## INPUT MATERIAL
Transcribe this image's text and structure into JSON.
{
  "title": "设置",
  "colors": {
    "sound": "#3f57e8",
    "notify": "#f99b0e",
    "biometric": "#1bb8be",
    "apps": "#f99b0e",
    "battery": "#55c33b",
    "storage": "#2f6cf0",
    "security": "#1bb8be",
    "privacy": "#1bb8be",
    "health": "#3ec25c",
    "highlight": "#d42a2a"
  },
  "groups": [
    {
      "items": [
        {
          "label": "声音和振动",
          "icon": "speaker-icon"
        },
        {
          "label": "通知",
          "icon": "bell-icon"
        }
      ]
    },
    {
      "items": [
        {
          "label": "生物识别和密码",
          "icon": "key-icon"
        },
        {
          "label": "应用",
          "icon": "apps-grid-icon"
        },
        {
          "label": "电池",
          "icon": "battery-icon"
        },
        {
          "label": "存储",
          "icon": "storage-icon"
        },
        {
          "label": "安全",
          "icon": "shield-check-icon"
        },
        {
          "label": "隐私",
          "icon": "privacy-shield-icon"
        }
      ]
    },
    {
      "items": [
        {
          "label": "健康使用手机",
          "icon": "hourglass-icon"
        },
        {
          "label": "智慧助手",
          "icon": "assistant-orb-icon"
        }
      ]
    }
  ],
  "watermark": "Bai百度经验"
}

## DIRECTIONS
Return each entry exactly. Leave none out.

## RESPONSE AREA
Transcribe this image's text and structure into JSON.
{
  "title": "设置",
  "colors": {
    "sound": "#3f57e8",
    "notify": "#f99b0e",
    "biometric": "#1bb8be",
    "apps": "#f99b0e",
    "battery": "#55c33b",
    "storage": "#2f6cf0",
    "security": "#1bb8be",
    "privacy": "#1bb8be",
    "health": "#3ec25c",
    "highlight": "#d42a2a"
  },
  "groups": [
    {
      "items": [
        {
          "label": "声音和振动",
          "icon": "speaker-icon"
        },
        {
          "label": "通知",
          "icon": "bell-icon"
        }
      ]
    },
    {
      "items": [
        {
          "label": "生物识别和密码",
          "icon": "key-icon"
        },
        {
          "label": "应用",
          "icon": "apps-grid-icon"
        },
        {
          "label": "电池",
          "icon": "battery-icon"
        },
        {
          "label": "存储",
          "icon": "storage-icon"
        },
        {
          "label": "安全",
          "icon": "shield-check-icon"
        },
        {
          "label": "隐私",
          "icon": "privacy-shield-icon"
        }
      ]
    },
    {
      "items": [
        {
          "label": "健康使用手机",
          "icon": "hourglass-icon"
        },
        {
          "label": "智慧助手",
          "icon": "assistant-orb-icon"
        }
      ]
    }
  ],
  "watermark": "Bai百度经验"
}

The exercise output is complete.